EXERCISE: Report the number of lines in the material below that contain "Cost", without any other words.
# # # # #
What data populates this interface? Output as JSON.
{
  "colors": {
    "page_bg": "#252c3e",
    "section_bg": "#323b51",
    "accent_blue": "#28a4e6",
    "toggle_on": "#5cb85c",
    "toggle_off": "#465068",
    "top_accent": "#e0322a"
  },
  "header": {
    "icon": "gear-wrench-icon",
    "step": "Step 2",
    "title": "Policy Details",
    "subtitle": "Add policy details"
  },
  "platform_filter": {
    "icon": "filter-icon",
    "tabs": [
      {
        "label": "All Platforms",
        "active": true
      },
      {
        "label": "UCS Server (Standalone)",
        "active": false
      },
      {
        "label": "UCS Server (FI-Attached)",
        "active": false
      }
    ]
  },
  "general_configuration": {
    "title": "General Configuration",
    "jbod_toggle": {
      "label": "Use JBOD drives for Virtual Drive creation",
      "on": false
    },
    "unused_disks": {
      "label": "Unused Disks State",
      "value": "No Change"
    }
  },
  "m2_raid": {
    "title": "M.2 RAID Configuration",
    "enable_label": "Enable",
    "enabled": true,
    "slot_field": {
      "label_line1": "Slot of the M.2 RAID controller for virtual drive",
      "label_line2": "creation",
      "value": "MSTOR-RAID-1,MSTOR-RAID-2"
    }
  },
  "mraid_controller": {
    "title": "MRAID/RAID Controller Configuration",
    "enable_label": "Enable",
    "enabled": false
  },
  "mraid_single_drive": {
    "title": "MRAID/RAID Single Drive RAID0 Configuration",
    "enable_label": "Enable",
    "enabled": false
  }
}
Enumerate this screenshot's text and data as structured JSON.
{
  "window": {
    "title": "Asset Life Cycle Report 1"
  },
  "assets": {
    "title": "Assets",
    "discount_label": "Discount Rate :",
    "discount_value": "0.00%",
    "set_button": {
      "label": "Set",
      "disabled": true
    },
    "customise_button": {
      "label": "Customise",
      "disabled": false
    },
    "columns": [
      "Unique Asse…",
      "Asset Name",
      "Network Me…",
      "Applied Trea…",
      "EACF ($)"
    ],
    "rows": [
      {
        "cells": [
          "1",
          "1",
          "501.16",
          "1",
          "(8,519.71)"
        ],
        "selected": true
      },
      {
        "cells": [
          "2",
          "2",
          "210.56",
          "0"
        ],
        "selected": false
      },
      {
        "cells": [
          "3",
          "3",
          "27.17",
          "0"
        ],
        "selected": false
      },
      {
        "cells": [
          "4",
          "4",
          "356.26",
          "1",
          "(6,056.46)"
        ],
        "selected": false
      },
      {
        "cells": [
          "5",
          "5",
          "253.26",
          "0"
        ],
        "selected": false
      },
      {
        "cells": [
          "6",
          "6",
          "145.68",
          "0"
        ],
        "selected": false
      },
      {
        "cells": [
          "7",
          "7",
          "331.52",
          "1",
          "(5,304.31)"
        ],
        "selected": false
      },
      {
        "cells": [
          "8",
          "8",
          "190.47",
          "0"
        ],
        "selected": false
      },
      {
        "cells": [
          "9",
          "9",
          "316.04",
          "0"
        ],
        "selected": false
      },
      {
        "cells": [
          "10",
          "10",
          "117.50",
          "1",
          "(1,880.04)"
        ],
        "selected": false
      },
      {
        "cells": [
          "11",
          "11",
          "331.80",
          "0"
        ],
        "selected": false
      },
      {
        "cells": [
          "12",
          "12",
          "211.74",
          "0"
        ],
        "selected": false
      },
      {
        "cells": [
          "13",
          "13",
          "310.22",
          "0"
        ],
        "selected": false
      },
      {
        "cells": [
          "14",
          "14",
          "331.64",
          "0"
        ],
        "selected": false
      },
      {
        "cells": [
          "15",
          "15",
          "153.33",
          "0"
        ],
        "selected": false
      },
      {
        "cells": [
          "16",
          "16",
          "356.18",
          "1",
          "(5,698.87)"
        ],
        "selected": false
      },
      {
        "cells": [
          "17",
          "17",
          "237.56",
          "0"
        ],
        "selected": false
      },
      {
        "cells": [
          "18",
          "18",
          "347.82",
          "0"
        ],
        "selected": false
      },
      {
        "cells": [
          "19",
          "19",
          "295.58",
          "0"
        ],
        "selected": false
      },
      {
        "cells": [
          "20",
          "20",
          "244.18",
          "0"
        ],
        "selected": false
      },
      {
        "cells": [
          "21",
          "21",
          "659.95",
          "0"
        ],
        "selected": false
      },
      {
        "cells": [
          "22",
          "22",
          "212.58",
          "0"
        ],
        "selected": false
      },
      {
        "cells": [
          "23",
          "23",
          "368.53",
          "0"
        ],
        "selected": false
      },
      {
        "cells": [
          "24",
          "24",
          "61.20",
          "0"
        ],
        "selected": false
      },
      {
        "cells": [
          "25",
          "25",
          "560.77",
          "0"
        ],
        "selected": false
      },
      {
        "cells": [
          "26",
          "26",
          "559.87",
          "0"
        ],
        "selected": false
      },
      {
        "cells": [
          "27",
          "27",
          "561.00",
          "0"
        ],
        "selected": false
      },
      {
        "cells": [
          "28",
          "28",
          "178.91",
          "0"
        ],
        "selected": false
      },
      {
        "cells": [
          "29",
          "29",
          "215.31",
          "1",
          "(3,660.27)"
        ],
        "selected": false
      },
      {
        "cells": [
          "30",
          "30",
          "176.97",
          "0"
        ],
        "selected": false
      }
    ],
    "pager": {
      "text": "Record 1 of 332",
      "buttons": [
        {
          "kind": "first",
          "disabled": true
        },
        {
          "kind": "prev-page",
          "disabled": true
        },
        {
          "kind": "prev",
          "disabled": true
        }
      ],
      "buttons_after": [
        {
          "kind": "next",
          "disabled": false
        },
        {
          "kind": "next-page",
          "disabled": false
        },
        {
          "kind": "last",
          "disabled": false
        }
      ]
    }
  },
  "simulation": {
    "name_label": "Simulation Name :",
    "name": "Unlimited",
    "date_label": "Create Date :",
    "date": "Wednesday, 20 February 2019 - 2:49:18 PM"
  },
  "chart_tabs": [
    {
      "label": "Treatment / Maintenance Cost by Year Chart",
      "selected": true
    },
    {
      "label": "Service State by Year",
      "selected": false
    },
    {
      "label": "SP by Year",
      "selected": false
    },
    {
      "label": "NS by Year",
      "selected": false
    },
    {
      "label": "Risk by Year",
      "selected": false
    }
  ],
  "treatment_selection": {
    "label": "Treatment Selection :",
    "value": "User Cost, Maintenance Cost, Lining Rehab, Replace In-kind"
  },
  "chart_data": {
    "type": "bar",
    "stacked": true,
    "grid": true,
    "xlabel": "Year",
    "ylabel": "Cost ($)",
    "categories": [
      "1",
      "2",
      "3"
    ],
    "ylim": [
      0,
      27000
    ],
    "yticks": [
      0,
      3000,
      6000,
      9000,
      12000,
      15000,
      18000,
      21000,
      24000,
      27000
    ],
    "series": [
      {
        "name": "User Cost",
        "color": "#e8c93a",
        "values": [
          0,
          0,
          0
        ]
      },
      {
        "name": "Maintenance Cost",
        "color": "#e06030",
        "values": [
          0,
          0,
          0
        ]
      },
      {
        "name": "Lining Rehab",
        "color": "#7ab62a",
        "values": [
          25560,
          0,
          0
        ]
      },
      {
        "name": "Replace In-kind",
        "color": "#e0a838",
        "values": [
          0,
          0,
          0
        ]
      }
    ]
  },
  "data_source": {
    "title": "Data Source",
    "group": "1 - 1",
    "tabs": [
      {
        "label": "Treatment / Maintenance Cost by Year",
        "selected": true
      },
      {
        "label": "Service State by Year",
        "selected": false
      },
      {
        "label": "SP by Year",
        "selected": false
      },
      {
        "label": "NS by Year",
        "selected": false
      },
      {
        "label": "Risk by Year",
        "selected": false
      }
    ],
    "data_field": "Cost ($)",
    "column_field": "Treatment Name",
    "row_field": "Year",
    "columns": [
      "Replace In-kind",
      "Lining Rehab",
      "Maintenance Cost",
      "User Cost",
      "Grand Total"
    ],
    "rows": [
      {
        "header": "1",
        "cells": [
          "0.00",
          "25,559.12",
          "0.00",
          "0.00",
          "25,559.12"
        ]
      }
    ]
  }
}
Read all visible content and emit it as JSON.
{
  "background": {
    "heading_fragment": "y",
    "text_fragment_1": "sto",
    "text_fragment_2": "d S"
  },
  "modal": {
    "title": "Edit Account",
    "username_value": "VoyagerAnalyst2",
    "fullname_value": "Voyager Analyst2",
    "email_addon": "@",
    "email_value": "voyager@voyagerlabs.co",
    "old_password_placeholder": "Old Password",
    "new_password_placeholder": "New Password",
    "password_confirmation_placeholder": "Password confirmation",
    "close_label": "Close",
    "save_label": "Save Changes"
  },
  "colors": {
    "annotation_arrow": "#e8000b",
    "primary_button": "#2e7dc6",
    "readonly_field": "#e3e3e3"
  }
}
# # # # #
RESPONSE BELOW: 9